2019 LD2: the unruly comet Astrophysics

2019 LD2: the unruly comet

Asteroids and comets are generally thought to be different classes of celestial objects. But is the strict distinction really justified? The interstellar visitor ʻOumuamua, for example, was initially thought to be a comet, but didn’t develop either a coma or a tail and was then classified as an asteroid. In the meantime, its trajectory has been calculated so precisely that it must have lost mass – which means it is definitely a comet. The object 2019 LD2 discovered by the Asteroid Terrestrial-impact Last Alert System (ATLAS) of the University of Hawaii also appears to be some sort of hybrid.…
Way, way out there: “Farout” is a pink dwarf planet Space

Way, way out there: “Farout” is a pink dwarf planet

It is approximately 500 kilometers big (roughly the size of Saturn’s moon Enceladus), has a surface that appears to be pink from a distance (typical for an ice-rich object), and takes about 1000 years to make one orbit around the Sun. That’s all astronomers know about the dwarf planet nicknamed “Farout,” whose discovery was recently announced. The object’s actual designation is 2018 VG18; it got its nickname because it was discovered so far out from the Earth. (more…)
Wrong-way driver comes from a different solar system Space
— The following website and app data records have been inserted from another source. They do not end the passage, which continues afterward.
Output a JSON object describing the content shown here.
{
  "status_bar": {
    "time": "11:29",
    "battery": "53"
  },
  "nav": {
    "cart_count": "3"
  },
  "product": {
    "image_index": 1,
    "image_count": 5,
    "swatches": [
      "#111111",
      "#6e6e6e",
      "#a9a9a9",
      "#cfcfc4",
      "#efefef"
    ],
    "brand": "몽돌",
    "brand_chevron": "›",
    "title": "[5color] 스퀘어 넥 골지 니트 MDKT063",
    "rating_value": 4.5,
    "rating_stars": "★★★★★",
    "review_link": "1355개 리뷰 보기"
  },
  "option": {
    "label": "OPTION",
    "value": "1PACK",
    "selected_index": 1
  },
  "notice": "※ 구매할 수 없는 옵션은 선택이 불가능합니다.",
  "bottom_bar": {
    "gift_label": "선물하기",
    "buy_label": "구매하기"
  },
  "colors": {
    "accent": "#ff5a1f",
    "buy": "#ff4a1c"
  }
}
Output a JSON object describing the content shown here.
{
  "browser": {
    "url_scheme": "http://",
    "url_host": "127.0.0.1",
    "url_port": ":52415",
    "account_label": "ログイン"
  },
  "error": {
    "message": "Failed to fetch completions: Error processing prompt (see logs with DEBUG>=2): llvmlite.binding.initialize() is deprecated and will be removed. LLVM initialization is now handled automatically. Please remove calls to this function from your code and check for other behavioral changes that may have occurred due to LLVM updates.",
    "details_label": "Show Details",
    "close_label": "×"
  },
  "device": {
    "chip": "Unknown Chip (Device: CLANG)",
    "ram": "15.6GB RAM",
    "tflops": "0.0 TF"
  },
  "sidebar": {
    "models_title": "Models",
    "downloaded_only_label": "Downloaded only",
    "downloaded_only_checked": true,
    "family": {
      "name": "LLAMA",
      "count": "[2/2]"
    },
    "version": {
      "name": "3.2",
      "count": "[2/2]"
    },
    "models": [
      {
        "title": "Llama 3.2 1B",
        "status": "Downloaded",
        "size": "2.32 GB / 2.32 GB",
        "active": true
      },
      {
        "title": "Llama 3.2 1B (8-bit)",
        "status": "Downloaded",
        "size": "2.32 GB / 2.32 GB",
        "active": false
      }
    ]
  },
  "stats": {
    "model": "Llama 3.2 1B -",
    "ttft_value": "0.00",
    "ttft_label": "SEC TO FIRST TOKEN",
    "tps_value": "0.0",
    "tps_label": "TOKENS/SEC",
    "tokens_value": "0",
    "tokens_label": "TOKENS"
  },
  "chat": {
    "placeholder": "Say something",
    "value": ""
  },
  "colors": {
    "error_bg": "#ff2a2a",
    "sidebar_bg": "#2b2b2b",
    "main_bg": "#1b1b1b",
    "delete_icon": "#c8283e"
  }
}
Wrong-way driver comes from a different solar system

More than a year ago, the asteroid 2015 BZ509 made headlines among astronomers, because it is circling our Sun as a wrong-way driver – its direction of motion is opposite that of all the planets and most other objects. To make this work, this asteroid selected an especially clever orbit, a trisectrix, which is apparently stable over the long term. Even a year ago, the following was being still said: “Nobody knows exactly where 2015 BZ509 comes from. It might be a former comet that, however, is no longer active.” That wasn’t enough for two astronomers. The researchers simulated the…